State, as a bare number, how many lines below contain "icon".

(Collection entries)

Start of Block

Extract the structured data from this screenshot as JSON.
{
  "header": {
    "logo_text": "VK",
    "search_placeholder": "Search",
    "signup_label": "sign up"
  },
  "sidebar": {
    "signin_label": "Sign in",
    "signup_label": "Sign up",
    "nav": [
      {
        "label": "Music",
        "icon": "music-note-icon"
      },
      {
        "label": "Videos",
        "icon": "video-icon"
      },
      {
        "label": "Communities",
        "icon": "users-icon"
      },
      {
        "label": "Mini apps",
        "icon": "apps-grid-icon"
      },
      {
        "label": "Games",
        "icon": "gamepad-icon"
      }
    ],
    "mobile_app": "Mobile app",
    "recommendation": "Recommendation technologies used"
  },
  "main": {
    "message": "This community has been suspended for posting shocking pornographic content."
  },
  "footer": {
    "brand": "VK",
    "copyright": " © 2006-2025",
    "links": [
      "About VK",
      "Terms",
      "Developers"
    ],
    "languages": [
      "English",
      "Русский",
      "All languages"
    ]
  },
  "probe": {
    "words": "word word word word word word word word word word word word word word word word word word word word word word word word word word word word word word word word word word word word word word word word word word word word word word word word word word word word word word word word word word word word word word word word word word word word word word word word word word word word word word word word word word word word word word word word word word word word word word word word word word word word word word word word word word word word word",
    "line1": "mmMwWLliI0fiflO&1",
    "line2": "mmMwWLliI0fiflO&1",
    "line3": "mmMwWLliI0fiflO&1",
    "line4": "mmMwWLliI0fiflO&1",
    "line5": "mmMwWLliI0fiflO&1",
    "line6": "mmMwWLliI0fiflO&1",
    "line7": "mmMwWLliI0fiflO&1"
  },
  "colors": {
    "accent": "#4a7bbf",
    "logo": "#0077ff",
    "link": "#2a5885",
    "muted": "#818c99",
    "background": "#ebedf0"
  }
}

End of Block
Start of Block

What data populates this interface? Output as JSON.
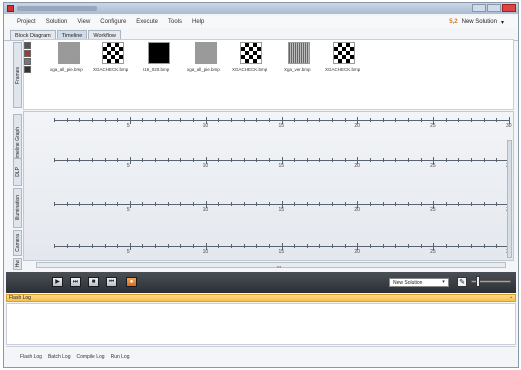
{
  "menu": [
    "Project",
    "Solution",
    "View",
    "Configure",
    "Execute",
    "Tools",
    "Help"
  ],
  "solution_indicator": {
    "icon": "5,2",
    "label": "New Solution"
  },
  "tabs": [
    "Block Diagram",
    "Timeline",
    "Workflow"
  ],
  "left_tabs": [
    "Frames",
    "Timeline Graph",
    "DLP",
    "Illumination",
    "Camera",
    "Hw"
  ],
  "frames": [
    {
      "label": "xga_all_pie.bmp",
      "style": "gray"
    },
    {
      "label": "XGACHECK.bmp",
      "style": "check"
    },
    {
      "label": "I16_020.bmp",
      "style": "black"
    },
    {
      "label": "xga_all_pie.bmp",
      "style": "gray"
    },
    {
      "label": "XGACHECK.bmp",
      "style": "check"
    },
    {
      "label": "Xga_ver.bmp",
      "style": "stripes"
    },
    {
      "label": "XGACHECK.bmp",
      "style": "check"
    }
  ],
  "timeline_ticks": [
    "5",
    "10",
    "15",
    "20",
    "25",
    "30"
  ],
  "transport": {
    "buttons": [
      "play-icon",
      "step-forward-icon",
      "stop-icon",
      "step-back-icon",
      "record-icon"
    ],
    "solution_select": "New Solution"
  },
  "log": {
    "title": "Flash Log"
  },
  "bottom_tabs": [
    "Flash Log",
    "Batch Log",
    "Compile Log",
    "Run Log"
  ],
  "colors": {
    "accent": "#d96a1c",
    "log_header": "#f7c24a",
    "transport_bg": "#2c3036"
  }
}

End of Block

[OUTPUT FOR THIS EXERCISE]
11